(Records excerpted from a collection)
Segment Open
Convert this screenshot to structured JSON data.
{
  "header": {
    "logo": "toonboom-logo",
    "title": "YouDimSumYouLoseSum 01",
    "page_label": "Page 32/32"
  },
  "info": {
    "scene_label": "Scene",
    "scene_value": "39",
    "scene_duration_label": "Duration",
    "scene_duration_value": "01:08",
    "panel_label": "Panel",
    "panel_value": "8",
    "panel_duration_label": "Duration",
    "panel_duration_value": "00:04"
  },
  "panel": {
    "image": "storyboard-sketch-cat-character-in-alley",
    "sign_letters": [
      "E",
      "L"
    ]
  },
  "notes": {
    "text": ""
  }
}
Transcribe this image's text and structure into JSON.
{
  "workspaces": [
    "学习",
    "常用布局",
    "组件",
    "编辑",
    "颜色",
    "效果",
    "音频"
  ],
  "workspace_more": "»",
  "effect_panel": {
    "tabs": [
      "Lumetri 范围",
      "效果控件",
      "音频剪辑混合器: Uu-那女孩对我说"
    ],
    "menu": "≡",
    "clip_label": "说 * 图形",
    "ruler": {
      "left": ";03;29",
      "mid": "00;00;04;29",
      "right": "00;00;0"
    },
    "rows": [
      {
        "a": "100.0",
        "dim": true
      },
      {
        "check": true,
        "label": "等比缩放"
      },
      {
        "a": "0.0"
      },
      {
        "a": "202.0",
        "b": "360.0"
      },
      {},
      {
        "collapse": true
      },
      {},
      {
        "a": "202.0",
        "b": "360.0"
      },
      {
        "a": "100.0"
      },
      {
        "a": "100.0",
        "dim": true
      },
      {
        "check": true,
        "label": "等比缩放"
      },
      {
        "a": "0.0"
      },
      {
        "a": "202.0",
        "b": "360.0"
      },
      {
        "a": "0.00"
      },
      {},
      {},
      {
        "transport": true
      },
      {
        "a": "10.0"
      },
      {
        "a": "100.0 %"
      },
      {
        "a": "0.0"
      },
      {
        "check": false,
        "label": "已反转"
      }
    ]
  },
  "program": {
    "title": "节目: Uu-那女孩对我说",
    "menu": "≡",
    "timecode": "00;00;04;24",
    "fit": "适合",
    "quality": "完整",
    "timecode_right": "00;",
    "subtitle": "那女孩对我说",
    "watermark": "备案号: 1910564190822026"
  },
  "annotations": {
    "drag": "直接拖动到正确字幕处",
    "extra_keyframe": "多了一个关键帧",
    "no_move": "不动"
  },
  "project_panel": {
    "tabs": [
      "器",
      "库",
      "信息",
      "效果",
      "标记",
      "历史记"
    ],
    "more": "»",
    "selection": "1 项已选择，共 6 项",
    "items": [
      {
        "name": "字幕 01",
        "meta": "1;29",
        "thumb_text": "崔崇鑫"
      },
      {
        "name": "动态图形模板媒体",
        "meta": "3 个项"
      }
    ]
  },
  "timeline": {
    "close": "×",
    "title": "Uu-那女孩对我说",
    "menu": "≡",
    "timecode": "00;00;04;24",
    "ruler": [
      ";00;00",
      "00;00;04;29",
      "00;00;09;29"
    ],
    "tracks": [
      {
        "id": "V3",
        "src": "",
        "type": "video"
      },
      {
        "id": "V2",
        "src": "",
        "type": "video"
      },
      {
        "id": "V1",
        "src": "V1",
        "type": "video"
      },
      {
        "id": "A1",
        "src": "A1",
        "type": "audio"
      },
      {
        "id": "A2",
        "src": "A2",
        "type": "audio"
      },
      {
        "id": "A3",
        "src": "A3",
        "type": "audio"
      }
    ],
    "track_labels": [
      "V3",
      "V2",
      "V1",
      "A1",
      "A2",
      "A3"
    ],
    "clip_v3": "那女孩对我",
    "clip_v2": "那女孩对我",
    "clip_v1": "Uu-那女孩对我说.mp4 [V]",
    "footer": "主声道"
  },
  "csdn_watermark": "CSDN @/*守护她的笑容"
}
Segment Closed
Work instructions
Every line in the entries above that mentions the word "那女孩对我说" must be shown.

Your solution
      "音频剪辑混合器: Uu-那女孩对我说"
    "title": "节目: Uu-那女孩对我说",
    "subtitle": "那女孩对我说",
    "title": "Uu-那女孩对我说",
    "clip_v1": "Uu-那女孩对我说.mp4 [V]",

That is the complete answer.